◆ **ACTION ITEM**:
Look through the data below, and copy each line that carries the word "Hill".

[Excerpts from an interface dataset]
----------------------------------------
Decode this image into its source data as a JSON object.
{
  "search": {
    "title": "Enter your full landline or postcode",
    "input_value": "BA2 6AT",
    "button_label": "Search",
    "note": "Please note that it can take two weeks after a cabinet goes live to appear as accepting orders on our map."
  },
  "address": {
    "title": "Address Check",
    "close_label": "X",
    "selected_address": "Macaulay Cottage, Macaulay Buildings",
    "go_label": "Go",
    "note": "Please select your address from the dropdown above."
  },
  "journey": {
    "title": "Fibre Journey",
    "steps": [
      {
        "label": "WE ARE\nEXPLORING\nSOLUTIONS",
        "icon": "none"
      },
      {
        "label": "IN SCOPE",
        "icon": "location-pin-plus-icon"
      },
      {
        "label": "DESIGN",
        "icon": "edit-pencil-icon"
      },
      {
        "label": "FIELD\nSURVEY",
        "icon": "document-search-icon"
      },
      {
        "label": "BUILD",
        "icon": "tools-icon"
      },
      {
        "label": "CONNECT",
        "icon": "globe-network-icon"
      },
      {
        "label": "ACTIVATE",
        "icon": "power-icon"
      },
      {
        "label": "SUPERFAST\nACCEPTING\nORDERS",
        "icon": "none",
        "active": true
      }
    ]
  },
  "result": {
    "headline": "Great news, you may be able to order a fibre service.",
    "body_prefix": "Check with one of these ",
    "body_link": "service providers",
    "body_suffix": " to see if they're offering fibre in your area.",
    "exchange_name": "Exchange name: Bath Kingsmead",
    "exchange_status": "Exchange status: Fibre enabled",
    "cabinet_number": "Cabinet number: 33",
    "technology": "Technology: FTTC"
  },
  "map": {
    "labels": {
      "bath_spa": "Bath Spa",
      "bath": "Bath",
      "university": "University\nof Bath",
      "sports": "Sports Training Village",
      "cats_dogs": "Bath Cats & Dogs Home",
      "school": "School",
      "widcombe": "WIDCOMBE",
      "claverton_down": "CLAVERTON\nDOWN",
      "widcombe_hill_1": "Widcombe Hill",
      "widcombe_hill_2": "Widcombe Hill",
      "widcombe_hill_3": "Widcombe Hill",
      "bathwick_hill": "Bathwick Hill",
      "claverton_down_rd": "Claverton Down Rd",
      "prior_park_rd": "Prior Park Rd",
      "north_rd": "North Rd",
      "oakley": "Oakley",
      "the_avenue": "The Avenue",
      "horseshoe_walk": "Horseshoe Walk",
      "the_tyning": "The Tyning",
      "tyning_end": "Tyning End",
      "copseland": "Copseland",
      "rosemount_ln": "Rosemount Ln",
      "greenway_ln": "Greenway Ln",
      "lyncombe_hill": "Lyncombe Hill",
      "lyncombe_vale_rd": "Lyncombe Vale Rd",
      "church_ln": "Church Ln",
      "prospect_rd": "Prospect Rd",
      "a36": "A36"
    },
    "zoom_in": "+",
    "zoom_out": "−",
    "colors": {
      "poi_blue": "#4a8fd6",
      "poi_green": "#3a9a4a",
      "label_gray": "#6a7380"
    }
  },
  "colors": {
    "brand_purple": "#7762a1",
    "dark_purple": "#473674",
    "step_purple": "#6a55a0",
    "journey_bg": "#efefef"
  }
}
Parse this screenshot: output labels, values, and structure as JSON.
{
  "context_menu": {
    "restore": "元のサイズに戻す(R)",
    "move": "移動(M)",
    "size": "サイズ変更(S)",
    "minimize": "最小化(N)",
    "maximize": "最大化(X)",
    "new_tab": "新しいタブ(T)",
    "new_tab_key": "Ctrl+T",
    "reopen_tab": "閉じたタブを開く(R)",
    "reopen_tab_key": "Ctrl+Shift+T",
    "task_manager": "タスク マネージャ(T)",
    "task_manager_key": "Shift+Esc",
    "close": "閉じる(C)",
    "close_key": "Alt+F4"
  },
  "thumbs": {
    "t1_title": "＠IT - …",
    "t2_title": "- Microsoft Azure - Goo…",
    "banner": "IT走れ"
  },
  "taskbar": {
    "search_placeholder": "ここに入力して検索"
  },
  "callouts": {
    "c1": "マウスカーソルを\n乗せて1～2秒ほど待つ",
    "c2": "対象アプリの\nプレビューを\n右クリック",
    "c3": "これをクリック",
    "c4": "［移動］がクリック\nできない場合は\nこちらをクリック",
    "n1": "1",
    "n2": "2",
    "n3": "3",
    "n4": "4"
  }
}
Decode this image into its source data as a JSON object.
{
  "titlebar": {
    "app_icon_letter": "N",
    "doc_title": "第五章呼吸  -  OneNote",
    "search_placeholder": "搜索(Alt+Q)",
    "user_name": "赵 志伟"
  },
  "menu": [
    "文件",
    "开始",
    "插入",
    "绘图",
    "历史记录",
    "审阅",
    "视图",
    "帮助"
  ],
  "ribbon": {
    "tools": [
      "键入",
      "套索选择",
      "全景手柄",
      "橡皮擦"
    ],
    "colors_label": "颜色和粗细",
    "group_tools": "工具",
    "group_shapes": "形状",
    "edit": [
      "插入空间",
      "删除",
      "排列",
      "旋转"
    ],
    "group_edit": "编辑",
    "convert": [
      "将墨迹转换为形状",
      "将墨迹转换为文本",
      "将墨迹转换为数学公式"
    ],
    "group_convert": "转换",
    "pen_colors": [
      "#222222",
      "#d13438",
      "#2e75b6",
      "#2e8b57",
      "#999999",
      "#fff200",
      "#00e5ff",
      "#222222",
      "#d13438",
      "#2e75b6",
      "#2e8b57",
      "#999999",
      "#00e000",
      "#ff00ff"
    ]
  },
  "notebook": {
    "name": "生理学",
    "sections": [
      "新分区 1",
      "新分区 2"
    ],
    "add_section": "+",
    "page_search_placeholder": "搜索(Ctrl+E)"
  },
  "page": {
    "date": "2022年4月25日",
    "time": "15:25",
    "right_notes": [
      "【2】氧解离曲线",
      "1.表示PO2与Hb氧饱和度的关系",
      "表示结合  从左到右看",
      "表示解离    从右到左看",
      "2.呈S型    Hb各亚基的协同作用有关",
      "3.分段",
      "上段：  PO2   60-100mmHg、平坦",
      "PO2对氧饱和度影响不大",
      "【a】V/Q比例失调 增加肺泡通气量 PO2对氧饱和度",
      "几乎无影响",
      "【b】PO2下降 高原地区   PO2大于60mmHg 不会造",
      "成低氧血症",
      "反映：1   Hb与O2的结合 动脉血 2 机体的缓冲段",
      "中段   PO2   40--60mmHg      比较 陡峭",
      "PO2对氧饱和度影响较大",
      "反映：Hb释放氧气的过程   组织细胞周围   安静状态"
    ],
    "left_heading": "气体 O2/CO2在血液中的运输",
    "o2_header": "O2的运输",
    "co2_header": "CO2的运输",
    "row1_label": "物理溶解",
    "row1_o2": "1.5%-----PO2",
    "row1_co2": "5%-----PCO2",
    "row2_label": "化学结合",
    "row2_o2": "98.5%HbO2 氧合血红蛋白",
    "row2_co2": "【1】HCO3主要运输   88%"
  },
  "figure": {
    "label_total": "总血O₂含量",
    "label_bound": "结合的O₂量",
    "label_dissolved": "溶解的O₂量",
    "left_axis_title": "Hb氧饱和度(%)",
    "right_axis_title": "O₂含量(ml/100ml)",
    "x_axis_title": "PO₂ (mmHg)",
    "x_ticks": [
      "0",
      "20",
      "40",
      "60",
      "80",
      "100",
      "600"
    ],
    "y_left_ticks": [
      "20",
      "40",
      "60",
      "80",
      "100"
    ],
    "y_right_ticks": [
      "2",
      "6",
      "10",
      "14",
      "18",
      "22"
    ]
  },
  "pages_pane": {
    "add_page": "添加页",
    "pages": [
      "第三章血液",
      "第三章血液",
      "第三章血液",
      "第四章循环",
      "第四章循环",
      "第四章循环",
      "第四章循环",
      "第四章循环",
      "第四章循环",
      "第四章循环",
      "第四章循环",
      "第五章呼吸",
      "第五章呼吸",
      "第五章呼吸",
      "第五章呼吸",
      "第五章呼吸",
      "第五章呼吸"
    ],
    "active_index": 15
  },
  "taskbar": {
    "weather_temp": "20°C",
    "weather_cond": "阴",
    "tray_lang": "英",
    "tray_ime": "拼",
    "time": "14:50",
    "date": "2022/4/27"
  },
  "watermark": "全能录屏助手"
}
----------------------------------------
◆ **WORKED SOLUTION**:
      "widcombe_hill_1": "Widcombe Hill",
      "widcombe_hill_2": "Widcombe Hill",
      "widcombe_hill_3": "Widcombe Hill",
      "bathwick_hill": "Bathwick Hill",
      "lyncombe_hill": "Lyncombe Hill",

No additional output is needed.